Assignment – Locate each line of the material that contains "creation", then return it.

Records for processing –
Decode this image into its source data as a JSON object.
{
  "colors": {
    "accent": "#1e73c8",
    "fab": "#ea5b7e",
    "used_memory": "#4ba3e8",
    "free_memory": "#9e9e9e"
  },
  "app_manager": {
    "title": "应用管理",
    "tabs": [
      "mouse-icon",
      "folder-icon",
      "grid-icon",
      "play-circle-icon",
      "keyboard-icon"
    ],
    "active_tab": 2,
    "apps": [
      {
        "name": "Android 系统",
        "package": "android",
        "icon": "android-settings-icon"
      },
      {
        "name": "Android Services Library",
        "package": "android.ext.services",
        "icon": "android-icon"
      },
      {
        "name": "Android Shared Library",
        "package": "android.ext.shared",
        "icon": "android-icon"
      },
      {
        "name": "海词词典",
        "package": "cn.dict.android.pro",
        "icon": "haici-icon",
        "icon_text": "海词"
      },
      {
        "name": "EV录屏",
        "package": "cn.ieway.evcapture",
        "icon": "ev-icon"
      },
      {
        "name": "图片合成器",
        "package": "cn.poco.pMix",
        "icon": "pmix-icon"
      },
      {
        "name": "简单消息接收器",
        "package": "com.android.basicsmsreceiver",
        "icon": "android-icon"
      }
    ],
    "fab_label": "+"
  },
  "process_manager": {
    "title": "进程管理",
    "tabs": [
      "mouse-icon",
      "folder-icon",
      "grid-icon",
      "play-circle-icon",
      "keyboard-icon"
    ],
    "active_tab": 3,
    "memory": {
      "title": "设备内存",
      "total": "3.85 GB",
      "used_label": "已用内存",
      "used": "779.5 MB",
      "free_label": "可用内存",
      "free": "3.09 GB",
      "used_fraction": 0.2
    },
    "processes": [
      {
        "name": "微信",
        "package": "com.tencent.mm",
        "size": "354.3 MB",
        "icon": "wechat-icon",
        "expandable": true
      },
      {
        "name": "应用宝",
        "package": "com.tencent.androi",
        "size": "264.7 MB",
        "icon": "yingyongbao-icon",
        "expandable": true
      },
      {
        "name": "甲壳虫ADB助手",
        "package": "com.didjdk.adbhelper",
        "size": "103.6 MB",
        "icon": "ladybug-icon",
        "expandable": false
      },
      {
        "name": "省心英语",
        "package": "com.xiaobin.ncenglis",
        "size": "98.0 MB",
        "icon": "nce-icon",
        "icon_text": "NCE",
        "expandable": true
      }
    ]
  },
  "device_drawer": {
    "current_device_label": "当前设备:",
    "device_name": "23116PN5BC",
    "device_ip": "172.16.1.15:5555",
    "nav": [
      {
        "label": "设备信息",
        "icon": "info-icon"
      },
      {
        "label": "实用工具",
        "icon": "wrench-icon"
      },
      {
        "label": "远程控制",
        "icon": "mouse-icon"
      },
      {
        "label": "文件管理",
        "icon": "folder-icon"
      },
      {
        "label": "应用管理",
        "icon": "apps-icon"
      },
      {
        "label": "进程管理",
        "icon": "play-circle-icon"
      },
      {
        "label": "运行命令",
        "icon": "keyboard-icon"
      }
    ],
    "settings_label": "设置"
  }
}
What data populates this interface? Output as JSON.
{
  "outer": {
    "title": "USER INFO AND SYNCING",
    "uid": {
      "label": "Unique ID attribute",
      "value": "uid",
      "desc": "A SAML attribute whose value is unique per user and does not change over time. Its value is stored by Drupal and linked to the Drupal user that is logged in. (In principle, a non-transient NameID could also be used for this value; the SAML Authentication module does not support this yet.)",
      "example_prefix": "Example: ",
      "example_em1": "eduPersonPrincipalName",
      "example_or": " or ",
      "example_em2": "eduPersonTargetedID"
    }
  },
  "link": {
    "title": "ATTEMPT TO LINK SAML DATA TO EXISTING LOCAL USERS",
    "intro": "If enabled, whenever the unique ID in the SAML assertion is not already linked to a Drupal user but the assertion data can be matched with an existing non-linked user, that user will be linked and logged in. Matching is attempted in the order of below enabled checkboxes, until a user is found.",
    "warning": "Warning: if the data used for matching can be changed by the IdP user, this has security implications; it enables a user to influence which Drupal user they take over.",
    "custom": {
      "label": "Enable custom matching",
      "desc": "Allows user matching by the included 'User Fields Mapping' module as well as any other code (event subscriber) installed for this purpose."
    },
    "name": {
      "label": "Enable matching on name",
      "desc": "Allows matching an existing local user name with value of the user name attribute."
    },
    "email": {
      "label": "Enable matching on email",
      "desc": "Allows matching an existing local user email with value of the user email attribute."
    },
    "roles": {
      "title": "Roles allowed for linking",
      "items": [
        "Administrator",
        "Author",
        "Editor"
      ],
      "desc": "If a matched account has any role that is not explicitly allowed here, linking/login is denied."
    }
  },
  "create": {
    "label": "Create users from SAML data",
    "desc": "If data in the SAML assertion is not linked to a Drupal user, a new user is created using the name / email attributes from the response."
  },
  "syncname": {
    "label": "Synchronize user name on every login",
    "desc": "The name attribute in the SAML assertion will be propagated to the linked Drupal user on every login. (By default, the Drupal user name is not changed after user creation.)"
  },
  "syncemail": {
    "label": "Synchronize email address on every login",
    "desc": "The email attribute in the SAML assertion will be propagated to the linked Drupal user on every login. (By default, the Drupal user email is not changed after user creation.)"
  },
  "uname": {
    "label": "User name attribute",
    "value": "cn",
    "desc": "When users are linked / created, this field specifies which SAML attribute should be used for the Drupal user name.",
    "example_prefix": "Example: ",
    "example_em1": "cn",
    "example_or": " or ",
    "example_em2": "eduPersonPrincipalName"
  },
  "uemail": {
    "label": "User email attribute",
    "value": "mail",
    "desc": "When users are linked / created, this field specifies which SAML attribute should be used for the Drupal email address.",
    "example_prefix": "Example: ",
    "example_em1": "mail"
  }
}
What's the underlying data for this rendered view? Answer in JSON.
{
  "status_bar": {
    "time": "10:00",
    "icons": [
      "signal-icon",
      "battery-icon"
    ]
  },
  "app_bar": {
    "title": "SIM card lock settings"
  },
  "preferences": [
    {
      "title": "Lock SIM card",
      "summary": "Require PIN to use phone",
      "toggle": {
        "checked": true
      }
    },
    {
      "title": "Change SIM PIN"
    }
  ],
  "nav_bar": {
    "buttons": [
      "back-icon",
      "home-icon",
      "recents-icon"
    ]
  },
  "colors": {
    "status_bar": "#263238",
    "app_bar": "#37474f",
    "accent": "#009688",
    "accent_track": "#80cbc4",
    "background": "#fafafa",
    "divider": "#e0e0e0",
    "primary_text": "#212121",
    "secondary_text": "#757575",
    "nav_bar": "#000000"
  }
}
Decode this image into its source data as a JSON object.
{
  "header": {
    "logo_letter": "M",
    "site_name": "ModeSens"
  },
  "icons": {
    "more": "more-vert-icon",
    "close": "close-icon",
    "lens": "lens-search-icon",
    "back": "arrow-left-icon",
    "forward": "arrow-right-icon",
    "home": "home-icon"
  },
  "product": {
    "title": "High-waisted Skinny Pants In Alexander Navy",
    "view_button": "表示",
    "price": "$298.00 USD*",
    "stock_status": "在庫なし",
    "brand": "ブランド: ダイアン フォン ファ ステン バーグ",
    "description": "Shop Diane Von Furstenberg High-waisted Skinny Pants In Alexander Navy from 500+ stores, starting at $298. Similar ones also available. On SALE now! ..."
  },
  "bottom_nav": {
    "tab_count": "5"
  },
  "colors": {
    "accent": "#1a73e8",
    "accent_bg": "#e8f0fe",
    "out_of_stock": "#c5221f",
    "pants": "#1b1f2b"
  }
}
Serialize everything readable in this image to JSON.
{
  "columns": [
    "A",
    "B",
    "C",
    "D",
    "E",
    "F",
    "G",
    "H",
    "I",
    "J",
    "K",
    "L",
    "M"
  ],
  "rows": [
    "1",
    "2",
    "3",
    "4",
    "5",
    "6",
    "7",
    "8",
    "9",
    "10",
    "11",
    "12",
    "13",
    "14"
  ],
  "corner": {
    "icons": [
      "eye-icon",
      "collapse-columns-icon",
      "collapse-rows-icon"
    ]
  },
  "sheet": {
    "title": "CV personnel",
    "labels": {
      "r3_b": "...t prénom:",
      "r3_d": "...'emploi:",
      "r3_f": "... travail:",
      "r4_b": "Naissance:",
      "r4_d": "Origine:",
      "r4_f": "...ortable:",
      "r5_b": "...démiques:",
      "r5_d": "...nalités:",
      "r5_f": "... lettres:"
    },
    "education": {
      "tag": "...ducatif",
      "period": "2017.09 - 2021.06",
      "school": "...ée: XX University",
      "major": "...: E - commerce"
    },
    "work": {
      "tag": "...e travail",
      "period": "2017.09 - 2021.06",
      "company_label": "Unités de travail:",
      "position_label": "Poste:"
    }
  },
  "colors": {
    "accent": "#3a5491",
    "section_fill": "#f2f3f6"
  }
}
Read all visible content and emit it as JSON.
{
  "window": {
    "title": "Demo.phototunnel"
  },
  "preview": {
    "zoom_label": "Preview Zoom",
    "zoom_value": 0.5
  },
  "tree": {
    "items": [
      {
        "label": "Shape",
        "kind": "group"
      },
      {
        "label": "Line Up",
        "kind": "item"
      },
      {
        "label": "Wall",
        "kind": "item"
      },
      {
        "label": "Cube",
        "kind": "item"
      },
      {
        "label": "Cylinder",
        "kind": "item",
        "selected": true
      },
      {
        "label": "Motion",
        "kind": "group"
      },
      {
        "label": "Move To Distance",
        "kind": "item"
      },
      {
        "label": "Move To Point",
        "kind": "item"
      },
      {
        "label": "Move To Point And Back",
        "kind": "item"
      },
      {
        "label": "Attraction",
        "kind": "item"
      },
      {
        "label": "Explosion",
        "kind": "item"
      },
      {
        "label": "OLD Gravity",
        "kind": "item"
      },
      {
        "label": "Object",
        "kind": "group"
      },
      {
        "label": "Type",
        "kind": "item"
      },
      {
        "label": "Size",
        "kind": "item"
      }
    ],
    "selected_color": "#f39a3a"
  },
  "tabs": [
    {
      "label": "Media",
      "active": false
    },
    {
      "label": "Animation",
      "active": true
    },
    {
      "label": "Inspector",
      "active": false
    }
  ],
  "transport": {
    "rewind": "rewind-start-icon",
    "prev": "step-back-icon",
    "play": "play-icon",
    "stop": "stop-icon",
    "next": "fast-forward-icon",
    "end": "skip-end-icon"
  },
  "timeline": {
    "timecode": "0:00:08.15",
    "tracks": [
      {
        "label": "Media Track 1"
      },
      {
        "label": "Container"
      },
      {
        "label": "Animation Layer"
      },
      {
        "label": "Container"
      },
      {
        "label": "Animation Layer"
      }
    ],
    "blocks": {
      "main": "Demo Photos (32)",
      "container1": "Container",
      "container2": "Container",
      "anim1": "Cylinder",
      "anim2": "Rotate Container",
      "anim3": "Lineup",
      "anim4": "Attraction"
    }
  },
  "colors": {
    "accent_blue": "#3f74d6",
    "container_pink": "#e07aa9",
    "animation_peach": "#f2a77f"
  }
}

Response to this task –
    "desc": "The name attribute in the SAML assertion will be propagated to the linked Drupal user on every login. (By default, the Drupal user name is not changed after user creation.)"
    "desc": "The email attribute in the SAML assertion will be propagated to the linked Drupal user on every login. (By default, the Drupal user email is not changed after user creation.)"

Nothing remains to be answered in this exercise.